The past year has seen unprecedented announcements from all major automakers pledging substantial investments towards electrifying their portfolios, with battery electric vehicles (BEVs) taking centre stage. Tesla’s growth and exponential stock increase gave notice to traditional automakers, along with political agendas to lower pollution levels in the transportation sector, in the fight against environmental climate change. But what does the future hold for fuel cell electric vehicles (FCEVs) in the US? And what is preventing hydrogen technology from competing with the expanding BEV sector?
Very little news seems to be released on this alternative fuel, other than blanket statements from a handful of OEMs who are continuously researching and developing the technology for Passenger Vehicle application. The Commercial Transportation sector has found mild success – hydrogen-powered Buses, as well as Medium- and Heavy-Duty Trucks all exist today. And for air mobility solutions (air taxis) to come to fruition, they would need to be fuel cells, given the heavy weight of batteries.
But in the Passenger Car market, FCEVs are still in the concept phase. Since 2006, cumulative US FCEV sales have reached 12,000 units. To put that into perspective, sales of the Tesla Model Y in the US are averaging 12,000 units per month this year alone.
Sales are being stifled by the limited number of hydrogen refuelling stations. Currently, there are 48 stations in the US, with all but one located in California. Unsurprisingly, the vast majority are clustered around Los Angeles and San Francisco. In contrast, there are over 40,000 Level 2 Chargers and over 5,500 Level 3 DC Fast Chargers for BEVs nationwide.

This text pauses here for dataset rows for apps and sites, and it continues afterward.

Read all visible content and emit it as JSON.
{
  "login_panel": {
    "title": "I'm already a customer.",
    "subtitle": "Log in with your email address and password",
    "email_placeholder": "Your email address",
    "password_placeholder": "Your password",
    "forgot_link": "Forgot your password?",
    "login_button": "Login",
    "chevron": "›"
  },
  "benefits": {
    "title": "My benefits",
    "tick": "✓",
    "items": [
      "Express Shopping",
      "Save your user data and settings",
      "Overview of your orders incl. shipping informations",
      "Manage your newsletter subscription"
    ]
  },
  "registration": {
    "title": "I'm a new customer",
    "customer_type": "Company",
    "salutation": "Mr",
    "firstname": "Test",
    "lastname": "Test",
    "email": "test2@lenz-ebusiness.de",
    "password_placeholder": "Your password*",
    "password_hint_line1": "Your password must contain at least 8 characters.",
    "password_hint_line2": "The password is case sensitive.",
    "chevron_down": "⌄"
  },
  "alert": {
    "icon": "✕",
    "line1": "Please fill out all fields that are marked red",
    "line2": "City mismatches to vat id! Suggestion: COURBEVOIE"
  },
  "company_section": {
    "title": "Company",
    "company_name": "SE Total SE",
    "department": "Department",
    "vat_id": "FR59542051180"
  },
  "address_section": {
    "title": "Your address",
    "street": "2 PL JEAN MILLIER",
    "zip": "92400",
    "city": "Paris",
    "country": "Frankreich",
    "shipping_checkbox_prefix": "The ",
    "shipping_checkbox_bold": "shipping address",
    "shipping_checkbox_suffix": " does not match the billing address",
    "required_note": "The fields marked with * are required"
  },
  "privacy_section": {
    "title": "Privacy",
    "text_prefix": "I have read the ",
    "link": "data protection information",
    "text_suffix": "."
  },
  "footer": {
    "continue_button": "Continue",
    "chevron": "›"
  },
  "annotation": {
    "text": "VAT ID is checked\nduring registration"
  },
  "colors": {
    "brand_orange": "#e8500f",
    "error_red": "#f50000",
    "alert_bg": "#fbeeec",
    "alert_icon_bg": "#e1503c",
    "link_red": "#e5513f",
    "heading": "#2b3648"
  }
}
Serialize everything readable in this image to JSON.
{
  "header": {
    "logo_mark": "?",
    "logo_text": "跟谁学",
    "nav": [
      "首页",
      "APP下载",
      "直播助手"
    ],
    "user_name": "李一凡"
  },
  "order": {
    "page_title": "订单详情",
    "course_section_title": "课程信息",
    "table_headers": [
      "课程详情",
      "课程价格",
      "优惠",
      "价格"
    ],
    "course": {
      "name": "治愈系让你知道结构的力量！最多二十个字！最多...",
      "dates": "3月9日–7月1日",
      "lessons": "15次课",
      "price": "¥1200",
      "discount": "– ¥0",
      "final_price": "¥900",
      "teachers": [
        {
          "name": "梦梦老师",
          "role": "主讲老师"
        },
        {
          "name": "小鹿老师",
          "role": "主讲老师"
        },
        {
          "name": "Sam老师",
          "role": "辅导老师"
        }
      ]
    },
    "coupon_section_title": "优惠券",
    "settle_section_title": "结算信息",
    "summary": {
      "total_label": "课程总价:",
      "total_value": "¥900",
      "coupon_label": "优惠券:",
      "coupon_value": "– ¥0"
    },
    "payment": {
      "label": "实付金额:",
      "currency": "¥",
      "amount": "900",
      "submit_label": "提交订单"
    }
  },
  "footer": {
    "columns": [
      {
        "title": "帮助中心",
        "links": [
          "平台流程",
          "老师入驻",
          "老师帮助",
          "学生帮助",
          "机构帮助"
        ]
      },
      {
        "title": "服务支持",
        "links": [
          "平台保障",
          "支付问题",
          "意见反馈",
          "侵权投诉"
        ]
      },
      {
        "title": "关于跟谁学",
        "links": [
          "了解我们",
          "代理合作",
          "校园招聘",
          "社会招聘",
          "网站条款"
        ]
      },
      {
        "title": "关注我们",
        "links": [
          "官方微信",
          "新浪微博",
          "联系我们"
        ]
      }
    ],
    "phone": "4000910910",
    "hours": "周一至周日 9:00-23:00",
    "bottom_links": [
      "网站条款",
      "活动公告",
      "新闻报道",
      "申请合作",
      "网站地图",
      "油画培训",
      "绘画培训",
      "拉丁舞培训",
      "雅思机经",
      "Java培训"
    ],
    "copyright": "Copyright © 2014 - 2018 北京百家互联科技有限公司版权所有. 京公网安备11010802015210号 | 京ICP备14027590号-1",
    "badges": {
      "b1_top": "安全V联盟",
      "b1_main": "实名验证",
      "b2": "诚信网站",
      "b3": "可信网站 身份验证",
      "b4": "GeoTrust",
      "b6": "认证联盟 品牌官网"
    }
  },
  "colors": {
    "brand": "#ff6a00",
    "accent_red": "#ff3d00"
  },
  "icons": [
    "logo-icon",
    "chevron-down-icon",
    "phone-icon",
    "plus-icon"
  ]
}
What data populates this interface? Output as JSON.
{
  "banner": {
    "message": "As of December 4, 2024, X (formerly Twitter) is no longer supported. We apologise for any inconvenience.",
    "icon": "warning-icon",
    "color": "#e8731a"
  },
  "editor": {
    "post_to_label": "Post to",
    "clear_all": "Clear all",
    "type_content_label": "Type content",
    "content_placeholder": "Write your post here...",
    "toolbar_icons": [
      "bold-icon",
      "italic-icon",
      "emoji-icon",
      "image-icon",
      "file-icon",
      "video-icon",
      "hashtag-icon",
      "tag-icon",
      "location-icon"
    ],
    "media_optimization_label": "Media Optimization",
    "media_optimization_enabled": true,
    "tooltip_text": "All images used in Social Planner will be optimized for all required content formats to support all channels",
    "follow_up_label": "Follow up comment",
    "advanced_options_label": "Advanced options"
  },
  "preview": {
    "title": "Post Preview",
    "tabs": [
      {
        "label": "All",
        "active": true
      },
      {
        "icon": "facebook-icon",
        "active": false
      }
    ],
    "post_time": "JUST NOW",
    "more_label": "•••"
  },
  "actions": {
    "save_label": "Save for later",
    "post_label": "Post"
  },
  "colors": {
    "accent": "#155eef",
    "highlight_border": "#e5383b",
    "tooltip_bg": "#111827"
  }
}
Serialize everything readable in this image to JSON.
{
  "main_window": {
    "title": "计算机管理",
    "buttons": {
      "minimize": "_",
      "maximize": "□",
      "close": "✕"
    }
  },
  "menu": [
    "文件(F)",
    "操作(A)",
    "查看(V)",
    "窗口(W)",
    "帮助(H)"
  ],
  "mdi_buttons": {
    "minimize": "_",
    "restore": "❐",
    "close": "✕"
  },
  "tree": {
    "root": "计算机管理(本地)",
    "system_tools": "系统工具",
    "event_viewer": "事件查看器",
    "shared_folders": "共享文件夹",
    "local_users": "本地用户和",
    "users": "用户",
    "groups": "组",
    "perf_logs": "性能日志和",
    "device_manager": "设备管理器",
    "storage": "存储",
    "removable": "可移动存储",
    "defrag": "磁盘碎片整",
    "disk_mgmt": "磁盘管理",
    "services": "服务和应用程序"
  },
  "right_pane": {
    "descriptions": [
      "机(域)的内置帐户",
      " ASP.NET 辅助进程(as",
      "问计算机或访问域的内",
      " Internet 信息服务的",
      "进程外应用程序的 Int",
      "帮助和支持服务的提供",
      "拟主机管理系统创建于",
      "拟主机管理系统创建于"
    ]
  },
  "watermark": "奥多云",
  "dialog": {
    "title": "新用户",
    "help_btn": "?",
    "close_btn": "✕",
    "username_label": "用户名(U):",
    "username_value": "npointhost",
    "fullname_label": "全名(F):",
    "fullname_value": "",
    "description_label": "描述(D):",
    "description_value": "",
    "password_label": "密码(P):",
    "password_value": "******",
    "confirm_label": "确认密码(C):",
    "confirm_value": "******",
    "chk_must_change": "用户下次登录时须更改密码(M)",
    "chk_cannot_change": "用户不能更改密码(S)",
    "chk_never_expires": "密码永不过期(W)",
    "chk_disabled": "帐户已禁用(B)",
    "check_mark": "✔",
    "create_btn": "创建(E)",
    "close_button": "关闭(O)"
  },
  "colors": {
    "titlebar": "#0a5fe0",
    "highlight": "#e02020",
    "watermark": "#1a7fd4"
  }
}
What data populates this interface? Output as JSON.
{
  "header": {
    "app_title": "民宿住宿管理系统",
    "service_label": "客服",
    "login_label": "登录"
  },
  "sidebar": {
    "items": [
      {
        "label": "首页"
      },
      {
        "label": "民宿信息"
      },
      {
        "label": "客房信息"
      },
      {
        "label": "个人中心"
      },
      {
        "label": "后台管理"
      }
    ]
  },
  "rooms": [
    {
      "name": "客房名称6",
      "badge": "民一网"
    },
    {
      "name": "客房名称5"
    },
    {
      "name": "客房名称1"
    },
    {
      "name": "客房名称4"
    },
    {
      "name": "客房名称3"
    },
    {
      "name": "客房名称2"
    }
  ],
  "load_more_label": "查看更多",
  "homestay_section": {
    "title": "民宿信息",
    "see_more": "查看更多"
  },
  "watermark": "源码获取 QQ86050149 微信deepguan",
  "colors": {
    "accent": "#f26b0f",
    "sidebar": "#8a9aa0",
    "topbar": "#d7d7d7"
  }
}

So, what is behind this discrepancy? As is so often the case, it all boils down to cost. According to the US Department of Energy, the median capital cost for a new hydrogen refuelling station is US$1.9 million. And their construction requires a raft of permits, safety codes and standards, given the highly flammable and explosive nature of hydrogen. Conversely, the cost for a single DC Fast Charger port can range up to US$50,000 and site installation is far less complex.
President Biden’s recently passed infrastructure bill budgets US$7.5 billion (slashed from US$15 billion originally) for EV charging infrastructure. It is estimated that US$5 billion will go to BEV charging, with the balance going to alternative fuels like hydrogen. This puts the maximum number of hydrogen stations at nearly 1,300 – a fraction of the president’s 500,000 EV charger goal.
The ultimate aim is to, one day, turn to zero-emission FCEVs as a viable alternative to gasoline. But with the vast majority of investments going towards battery technology and infrastructure, the long road to achieving that target appears to be getting progressively longer. Confidence in hydrogen remains low for the Passenger Car segment, but, on the plus side, ongoing development in this technology will continue to benefit other sectors.